She worked as Coordinator and Editor, International Secretary and Women’s Secretary, until 2000. It’s like she herself was walking in the footsteps of the renowned radical, Trinidadian Claudia Jones, tireless thinker, writer, and fighter for working people, for justice for women, and for an end to the racist legacy of colonialism.

After the assassinations of Walter Rodney, Maurice Bishop, Jacqueline Creft and others in the 1980s, our Caribbean dream of a new world seemed impossible. In this dark time, women around the region began to organize anew. Andaiye co-founded Red Thread, a Guyanese women’s organization committed to women’s economic independence and power, cross-race solidarity, working-class women’s leadership, and development built on care and justice.

Women like her created and held a space bigger than our current aspirations seem. At a moment when everyone, from the International Monetary Fund (IMF) to the big banks, is talking about women’s economic empowerment, Andaiye insists that this demands actually changing power relations in households, the economy and culture, and between our local economies and the global economic order.

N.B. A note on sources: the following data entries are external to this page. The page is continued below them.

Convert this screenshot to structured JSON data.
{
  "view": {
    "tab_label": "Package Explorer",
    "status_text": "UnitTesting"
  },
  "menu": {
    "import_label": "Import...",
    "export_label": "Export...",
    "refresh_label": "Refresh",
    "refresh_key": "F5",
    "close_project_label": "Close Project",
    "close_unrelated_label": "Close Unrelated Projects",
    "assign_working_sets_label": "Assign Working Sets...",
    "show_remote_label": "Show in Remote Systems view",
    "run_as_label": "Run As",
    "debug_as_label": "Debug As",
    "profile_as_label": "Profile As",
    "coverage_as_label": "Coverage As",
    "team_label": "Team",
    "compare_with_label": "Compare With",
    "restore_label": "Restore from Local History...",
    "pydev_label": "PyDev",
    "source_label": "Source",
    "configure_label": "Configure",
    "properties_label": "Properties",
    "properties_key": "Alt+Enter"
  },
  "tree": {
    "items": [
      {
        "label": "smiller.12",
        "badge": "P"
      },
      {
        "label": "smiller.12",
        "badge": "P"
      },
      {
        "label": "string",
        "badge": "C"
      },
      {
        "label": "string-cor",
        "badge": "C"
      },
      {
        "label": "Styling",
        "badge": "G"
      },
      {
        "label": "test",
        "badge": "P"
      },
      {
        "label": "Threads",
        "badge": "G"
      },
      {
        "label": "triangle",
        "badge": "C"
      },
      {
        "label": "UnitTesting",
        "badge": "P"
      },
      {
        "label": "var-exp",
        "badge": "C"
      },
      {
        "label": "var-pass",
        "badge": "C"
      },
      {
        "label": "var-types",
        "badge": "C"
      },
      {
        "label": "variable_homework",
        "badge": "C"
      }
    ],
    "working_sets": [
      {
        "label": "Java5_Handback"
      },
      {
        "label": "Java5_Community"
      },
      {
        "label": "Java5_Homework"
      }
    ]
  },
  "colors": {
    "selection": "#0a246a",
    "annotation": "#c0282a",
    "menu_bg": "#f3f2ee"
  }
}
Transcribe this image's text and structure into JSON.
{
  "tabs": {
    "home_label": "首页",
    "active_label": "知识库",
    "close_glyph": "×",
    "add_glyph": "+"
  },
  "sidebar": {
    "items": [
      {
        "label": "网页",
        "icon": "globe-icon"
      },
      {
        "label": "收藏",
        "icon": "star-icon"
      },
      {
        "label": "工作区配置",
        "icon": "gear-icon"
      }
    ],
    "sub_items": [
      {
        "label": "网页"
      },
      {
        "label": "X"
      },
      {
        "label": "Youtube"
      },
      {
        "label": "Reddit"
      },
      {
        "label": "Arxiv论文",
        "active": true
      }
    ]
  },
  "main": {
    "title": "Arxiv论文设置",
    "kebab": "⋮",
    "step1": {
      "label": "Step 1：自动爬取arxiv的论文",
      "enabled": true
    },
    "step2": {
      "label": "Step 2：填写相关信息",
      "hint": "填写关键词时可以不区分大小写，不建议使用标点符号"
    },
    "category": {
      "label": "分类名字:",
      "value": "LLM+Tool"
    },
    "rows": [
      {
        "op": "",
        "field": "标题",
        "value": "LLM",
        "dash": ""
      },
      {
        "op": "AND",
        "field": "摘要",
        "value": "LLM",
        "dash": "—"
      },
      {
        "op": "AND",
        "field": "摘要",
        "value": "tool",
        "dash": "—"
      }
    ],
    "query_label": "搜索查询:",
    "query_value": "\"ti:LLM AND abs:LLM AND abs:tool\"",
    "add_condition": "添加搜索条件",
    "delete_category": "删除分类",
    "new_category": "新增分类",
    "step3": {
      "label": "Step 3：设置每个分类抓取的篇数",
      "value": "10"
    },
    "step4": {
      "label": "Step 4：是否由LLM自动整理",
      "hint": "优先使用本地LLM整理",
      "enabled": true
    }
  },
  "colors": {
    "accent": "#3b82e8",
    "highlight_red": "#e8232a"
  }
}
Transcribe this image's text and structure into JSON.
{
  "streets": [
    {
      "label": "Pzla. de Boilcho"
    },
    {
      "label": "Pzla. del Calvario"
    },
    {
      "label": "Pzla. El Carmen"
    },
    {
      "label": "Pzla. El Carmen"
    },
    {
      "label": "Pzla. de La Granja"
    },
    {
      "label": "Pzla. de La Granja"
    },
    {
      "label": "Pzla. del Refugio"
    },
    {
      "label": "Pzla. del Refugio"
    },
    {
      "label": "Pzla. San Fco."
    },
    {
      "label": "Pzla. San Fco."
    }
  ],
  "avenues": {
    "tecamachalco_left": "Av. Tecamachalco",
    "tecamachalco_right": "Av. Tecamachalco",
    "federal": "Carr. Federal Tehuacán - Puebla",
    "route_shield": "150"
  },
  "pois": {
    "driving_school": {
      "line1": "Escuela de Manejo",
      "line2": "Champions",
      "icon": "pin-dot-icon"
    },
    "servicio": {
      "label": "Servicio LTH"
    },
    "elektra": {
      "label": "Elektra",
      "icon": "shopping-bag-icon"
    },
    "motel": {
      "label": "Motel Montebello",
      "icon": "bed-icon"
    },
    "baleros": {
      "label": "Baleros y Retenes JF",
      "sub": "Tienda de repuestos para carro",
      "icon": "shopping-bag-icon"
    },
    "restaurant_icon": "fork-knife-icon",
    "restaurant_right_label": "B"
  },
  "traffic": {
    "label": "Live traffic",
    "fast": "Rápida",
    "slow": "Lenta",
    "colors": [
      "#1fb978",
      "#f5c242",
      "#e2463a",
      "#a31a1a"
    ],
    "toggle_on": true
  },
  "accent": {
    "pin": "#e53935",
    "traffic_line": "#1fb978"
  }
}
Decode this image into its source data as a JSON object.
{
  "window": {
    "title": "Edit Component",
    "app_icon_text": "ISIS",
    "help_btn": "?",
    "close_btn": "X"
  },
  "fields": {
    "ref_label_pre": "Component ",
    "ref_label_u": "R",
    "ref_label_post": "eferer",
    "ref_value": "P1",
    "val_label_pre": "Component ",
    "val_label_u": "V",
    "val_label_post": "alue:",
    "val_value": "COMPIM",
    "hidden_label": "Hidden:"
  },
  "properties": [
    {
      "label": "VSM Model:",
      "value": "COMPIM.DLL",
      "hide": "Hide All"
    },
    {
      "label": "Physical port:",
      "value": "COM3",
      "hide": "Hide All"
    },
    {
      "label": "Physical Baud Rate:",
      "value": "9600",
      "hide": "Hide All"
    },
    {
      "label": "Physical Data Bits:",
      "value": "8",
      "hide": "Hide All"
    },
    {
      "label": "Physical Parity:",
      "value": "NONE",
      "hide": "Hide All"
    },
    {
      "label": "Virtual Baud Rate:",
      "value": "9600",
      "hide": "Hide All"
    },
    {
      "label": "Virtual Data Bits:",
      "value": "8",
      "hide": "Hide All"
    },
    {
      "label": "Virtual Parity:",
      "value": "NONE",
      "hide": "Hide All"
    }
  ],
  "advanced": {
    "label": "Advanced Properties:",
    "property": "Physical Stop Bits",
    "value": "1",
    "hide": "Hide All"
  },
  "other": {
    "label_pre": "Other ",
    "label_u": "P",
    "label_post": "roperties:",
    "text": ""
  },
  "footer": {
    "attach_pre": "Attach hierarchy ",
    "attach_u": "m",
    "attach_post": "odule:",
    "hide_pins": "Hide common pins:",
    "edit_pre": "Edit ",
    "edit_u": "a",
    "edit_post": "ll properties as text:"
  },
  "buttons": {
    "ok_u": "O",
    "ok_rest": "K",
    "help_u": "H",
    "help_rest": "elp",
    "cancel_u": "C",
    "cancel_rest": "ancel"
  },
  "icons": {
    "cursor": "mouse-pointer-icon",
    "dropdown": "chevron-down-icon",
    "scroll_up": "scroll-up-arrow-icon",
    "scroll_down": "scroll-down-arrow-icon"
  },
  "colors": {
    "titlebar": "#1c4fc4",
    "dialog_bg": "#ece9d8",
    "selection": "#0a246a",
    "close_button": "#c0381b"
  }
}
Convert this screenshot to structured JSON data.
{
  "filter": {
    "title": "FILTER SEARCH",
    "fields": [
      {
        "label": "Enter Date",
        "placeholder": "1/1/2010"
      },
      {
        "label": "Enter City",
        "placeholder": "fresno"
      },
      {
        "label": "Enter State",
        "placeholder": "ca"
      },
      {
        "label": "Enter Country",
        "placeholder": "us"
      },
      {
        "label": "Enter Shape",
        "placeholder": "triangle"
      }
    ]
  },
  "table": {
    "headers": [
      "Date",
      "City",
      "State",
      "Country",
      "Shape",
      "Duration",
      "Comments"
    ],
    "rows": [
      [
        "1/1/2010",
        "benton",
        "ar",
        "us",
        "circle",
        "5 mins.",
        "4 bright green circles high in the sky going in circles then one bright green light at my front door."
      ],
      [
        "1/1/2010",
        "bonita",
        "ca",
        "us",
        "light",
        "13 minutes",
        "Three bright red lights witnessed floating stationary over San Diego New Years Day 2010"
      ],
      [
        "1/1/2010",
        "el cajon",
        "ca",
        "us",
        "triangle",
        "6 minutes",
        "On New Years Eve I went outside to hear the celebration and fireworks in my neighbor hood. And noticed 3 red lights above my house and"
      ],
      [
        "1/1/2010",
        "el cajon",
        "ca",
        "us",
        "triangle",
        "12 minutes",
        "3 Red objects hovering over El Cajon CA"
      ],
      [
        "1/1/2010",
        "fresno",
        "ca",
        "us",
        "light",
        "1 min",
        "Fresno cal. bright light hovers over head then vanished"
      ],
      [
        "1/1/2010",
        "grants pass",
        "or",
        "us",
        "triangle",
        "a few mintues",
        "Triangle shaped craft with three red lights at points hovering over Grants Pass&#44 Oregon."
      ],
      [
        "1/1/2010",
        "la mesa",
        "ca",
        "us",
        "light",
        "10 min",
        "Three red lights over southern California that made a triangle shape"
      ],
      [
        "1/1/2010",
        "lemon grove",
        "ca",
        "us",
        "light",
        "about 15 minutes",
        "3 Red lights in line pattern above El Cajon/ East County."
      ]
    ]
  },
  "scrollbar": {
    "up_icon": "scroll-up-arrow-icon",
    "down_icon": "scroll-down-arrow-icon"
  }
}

She would scoff at the cheapness of a definition that aims to get more women into the waged labour force while ignoring the care labour they still carry, and while failing to support cross-class women’s movements so that the poorest of women are organized to exercise a say over our economy.

When CLR James wrote, Every Cook Can Govern, he wasn’t thinking of mothers, housewives and domestic workers, but Andaiye and the organisations she was a part of, the Women’s International Network for Wages for Caring Work, and the Global Women’s Strike, always did.

In Andaiye’s words, “I believe fundamentally that seeing how women’s unwaged labour underpins everything is the starting point of everything ranging from understanding capital to organizing against it”.

Her passing reminds that we should cherish what a generation of women spent their lives and labour working toward, and steady ourselves for the unfinished business with which we are left.

For her, Venezuela and solidarity with its people are our business. The “whole doctrine of pre-emptive strike – with all the rogue states and failed states being countries with people of colour” is our business. Men and boys murdered by the thousands across the region are our business. “Women at the bottom – working class, of color” are our business. Counting women’s labour is our business. Turning to our common humanity as a basis for political action is our business.

“I always feel good when people are not taking it – are fighting back”, said Andaiye in 2004. When published, her collection of speeches and writings will be titled, “The Point is to Change the World”. When we live by those words, we keep her memory alive. And, perhaps, that is all that needs to be said.